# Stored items
▬▬▬▬▬▬
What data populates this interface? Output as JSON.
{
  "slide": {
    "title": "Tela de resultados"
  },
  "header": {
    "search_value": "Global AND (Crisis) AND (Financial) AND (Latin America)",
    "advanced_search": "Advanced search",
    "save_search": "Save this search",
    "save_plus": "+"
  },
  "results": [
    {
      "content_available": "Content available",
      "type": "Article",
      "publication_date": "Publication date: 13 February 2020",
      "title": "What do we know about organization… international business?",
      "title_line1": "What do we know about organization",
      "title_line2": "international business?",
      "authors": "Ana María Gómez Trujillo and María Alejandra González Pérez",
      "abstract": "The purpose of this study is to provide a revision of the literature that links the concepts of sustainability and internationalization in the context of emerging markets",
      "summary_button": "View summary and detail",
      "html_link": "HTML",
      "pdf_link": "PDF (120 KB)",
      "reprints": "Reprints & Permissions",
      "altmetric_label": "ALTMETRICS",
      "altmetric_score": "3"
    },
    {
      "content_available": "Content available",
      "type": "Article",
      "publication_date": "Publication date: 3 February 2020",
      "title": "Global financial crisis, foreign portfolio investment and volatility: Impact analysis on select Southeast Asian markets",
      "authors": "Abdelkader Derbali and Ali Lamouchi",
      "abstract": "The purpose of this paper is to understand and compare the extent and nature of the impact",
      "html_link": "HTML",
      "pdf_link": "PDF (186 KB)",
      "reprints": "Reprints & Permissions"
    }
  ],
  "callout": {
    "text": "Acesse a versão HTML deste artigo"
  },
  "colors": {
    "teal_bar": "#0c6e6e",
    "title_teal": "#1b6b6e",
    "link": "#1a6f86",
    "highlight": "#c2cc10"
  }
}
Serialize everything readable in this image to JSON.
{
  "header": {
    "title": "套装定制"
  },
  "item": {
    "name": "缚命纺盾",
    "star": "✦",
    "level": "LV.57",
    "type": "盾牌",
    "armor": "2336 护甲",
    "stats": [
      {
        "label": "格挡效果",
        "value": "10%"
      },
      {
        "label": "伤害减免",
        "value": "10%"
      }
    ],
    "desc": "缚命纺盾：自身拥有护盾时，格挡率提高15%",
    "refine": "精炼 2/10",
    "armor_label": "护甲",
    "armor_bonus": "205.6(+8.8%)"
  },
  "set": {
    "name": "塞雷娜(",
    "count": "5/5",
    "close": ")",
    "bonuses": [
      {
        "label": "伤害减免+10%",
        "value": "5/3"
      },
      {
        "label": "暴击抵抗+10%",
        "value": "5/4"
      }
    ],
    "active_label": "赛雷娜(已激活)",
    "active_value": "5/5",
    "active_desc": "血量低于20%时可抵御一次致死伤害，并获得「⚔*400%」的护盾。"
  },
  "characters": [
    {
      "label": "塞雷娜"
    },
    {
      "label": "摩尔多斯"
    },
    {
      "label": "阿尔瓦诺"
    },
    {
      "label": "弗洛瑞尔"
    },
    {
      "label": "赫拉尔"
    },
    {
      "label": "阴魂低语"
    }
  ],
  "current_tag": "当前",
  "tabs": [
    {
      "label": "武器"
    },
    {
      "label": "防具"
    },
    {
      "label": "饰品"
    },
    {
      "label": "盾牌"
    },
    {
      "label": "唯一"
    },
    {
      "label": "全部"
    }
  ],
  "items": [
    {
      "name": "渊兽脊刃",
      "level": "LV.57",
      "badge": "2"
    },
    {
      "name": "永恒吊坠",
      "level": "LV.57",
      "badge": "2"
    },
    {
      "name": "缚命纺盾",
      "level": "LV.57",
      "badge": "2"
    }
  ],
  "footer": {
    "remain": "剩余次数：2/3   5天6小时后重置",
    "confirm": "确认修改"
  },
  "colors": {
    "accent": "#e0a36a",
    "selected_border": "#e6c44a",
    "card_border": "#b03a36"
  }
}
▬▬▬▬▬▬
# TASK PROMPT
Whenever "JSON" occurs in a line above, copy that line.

# EXERCISE RESULT
What data populates this interface? Output as JSON.
Serialize everything readable in this image to JSON.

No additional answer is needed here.